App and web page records
◆ ◆ ◆

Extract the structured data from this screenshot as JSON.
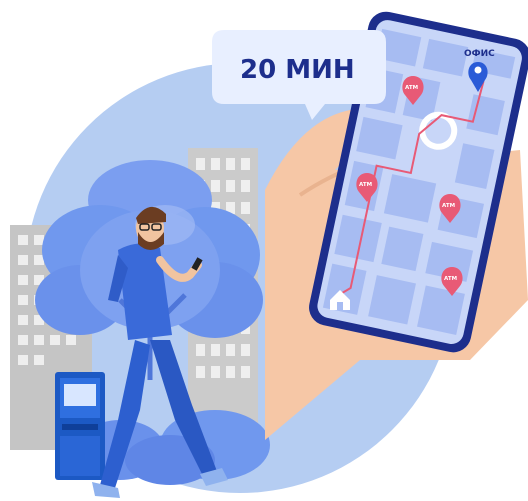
{
  "time_bubble": {
    "text": "20 МИН"
  },
  "map": {
    "destination_label": "ОФИС",
    "atm_pins": [
      {
        "label": "ATM"
      },
      {
        "label": "ATM"
      },
      {
        "label": "ATM"
      },
      {
        "label": "ATM"
      }
    ],
    "home_icon": "home-icon",
    "destination_icon": "location-pin-icon"
  },
  "colors": {
    "circle": "#b5cdf2",
    "buildings": "#c9c9c9",
    "tree": "#6f94ee",
    "phone_frame": "#1d2e8c",
    "map_bg": "#c8d6f8",
    "map_block": "#9fb6f0",
    "pin": "#e85a76",
    "route": "#e85a76",
    "hand": "#f6c7a6",
    "man_shirt": "#3a6ad9",
    "atm": "#1c59c4"
  }
}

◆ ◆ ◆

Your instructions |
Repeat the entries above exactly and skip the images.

Written answer |
Extract the structured data from this screenshot as JSON.
{
  "time_bubble": {
    "text": "20 МИН"
  },
  "map": {
    "destination_label": "ОФИС",
    "atm_pins": [
      {
        "label": "ATM"
      },
      {
        "label": "ATM"
      },
      {
        "label": "ATM"
      },
      {
        "label": "ATM"
      }
    ],
    "home_icon": "home-icon",
    "destination_icon": "location-pin-icon"
  },
  "colors": {
    "circle": "#b5cdf2",
    "buildings": "#c9c9c9",
    "tree": "#6f94ee",
    "phone_frame": "#1d2e8c",
    "map_bg": "#c8d6f8",
    "map_block": "#9fb6f0",
    "pin": "#e85a76",
    "route": "#e85a76",
    "hand": "#f6c7a6",
    "man_shirt": "#3a6ad9",
    "atm": "#1c59c4"
  }
}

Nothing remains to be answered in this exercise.